Every so often I receive an unsolicited friend request on social media from an attractive woman doing a suggestive pose in her profile picture.
I’m not just showing off that I get the occasional friend request from an attractive lady. The person in the profile picture of these accounts probably looks nothing like the person requesting to follow or befriend me.
Quite often these are hijacked accounts used by a cybercriminal to exploit your sexual desires.
I’m going to share a deep dark secret with you
Today it’s Data Privacy Day, and to celebrate I’m going to tell you the story of how my leaked data was used against me by hackers to login to my Instagram account.
In April 2012, Instagram was launched on Android devices. When the popularity of the Android app grew, I signed up to an account and uploaded a single picture to see what the fuss was about. I then removed the app and didn’t sign into the app again until 2015.
When I signed in, I could see that my account had been following thousands of people unknown to me.

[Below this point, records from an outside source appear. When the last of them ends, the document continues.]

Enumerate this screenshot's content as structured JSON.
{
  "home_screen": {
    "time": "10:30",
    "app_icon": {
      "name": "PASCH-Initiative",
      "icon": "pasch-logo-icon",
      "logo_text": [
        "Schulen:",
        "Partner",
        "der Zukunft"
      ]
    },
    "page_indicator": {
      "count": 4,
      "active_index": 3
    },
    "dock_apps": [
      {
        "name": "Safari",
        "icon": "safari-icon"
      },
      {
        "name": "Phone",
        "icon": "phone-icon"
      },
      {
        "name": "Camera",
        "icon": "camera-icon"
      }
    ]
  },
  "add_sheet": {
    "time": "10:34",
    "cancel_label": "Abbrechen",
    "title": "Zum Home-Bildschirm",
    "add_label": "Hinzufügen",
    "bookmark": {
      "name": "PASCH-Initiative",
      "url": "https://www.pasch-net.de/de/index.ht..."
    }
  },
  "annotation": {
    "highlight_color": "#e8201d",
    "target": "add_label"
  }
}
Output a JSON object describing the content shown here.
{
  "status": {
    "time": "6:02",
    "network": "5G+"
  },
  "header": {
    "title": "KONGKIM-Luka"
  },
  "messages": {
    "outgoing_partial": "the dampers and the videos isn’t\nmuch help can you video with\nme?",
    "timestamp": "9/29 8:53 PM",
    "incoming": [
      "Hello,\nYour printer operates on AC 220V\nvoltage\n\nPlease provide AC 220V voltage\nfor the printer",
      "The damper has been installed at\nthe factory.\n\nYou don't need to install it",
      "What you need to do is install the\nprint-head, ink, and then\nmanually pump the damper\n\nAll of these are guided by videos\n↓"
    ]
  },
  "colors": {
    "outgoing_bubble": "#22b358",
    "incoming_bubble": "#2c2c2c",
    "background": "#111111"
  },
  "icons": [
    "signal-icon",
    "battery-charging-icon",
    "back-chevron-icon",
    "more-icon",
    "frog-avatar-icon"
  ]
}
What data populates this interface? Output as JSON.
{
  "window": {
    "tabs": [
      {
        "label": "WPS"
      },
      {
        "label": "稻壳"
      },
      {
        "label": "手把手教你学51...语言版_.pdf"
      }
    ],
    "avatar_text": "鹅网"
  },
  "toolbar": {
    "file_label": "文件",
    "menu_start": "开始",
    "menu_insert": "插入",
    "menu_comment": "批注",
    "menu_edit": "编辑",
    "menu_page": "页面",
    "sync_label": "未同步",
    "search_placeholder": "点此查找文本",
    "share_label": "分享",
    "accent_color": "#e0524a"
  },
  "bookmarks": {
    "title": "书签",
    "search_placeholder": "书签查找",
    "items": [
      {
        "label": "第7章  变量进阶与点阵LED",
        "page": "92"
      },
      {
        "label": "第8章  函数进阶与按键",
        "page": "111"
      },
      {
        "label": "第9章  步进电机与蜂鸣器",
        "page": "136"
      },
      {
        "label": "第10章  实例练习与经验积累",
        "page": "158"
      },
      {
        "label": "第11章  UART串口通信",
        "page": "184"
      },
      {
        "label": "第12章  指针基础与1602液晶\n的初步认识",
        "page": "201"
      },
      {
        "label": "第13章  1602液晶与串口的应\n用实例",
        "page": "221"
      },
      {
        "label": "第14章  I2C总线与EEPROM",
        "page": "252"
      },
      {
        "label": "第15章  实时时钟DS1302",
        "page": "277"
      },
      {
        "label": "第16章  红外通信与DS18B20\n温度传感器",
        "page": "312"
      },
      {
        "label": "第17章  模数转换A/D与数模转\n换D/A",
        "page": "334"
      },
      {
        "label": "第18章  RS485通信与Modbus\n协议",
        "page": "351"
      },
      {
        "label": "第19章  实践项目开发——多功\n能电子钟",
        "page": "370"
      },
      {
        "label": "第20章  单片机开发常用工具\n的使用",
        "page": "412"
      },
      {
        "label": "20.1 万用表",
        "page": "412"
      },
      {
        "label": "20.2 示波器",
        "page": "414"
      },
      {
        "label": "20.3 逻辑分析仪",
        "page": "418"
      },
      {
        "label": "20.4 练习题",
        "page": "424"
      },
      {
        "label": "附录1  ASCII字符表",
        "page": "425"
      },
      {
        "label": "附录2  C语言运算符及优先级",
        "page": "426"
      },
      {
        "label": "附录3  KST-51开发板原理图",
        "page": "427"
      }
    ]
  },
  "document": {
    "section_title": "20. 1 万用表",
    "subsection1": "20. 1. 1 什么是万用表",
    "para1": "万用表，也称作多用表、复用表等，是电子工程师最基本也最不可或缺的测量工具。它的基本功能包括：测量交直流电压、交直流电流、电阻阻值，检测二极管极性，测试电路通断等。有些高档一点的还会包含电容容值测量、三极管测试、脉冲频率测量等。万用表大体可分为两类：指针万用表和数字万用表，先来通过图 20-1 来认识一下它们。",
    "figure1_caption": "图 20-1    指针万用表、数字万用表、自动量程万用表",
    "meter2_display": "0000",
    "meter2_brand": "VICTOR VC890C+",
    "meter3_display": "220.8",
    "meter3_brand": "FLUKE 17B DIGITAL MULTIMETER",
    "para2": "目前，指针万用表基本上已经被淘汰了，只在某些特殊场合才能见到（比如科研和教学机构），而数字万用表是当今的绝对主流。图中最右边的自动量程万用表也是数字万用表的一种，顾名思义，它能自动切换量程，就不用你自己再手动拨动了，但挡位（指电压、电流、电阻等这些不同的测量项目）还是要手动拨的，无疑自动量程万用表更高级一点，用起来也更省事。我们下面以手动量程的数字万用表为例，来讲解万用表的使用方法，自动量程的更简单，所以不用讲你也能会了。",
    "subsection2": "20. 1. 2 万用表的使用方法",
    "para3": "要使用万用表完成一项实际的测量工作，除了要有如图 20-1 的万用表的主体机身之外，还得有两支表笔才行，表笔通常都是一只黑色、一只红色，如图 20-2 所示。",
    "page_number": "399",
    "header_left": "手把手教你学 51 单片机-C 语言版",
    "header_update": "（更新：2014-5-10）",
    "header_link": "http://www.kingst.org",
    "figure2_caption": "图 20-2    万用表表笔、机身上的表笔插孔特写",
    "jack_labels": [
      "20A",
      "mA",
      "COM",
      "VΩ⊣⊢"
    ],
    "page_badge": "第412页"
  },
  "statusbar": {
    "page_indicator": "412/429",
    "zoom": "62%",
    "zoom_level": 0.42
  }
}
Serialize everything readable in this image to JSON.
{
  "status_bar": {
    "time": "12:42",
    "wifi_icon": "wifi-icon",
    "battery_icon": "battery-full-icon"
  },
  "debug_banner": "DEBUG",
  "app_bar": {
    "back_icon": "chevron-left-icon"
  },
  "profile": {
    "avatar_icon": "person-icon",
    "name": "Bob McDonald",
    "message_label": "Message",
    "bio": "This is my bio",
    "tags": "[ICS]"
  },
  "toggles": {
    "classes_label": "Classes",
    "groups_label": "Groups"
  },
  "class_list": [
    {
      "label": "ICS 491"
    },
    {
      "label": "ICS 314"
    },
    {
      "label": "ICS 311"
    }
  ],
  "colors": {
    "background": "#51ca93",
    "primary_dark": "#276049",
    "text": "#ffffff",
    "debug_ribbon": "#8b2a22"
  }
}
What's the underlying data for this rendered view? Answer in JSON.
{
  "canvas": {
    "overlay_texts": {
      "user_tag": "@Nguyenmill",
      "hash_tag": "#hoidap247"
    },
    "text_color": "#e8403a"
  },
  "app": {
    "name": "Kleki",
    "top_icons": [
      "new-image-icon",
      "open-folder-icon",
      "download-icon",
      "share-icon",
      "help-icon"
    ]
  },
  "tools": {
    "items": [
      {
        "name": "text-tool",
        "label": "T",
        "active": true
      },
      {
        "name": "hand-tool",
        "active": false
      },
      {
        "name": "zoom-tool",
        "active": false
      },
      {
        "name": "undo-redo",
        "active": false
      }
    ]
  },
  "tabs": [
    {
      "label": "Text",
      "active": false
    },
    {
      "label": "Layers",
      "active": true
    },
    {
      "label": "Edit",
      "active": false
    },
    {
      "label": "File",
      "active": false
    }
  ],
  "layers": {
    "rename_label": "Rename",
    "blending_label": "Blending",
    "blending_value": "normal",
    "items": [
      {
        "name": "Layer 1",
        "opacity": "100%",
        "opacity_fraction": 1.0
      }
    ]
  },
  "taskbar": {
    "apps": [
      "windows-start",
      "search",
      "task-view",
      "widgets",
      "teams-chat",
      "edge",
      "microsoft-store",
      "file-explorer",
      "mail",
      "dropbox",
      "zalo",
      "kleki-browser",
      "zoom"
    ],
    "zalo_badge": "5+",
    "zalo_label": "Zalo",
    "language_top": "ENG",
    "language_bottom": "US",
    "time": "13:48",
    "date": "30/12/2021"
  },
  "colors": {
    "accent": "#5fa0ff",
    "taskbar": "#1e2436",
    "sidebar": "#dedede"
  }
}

Yes, that’s right ladies and gentlemen, I may have once been an attractive woman doing a suggestive pose to lure people into following me back or click on a link. Well, perhaps my hacked Instagram account could have been.
I had a million and one questions running through my head as to how this could happen. In 2015 my career in IT Security was budding, and to save myself the embarrassment of having a hacked account, I immediately changed my password and unfollowed all unknown accounts.
4 years on, I think I know what happened
In the news every so often, we see a company suffering a data breach. These data breaches may include things like passwords and email addresses. Between 2012 when Instagram was launched and 2015 when I logged back into my account there were a number of breaches of note, including Yahoo, Adobe, eBay, JP Morgan, LinkedIn and Target.
It’s very likely that whoever logged into my dormant Instagram account was using a method that is referred to as credential stuffing.
Credential stuffing is when a hacker takes passwords from the data breach of Company A to login to a web app of Company B. This relies on the victim (me) having reused my password.
Now, I know what you’re thinking, “But Matt, don’t you have a different password for every account?” Well now I do, yes. Unfortunately, the Matt of 2012 wasn’t as well versed in the field of IT Security as the Matt of present.
How do you know that your Instagram or other social media account has been compromised?
If you find that your Instagram is starting to follow people you wouldn’t expect, your profile picture has changed without your knowledge and your bio suddenly reads “click here for a private chat 😉” or something equally flirtatious, then you may have been compromised.
Instagram advises you to change your password immediately and revoke access to any suspicious third-party apps.
Whether or not your account has been compromised here’s what you can do to strengthen the security of your social media presence:
- Don’t reuse passwords for different services! This is a great chance to set up and use a password manager. It’ll generate and store a unique password for every website you sign up to.
- Setup 2FA! Instagram along with lots of other social media platforms now supports the use of two-factor authentication so that you don’t have to solely rely on your password.
- Delete the account, not just the app! If you’ve decided you’re finished with an app, don’t just remove it like I did. Find out how you can delete your account and do that as well!
6 comments on “How my Instagram account got hacked”
Every week or so I get an email from Instagram about me having trouble logging into my account. Not sure why someone wants to get into my account so much, I think I’ve posted a grand total of 1 picture and I look at the app maybe 1-2 times a month.
Sounds like you should setup 2FA ASAP 🙂
I wouldn’t be surprised if 2012 Matt’s abandoning his account was precisely why it was compromised. Sure it’s great to pwn a well-known account–we’ve seen the stories here to confirm they can be briefly lucrative (similar to when NotElonMusk promotes a BitCoin refund scheme). Then again an unused-but-still-open account can network and network and network.
Your account may look just neglected enough to fit that purpose, so they keep trying. …irrespective of whether “they” is one dude or consist of a horde of unrelated attackers.
Great suggestions and life lessons on privacy and information security. Thank you for sharing one of your embarrassing moments.
I don’t know how long Instagram has been doing this but if I don’t log in on a regular basis it would send me an email to say here we made it easy for you to login again just click this link.
Anyone who received that please login email could just go right ahead and log into my Instagram account and take it over if they wanted to.
I really don’t have much concerned about Instagram. However since I bothered to create my accountit would be nice if they let me secure it for and kept that password active until I had a reason to change it.
I’m not passing out my email address. At least not the one connected Instagram.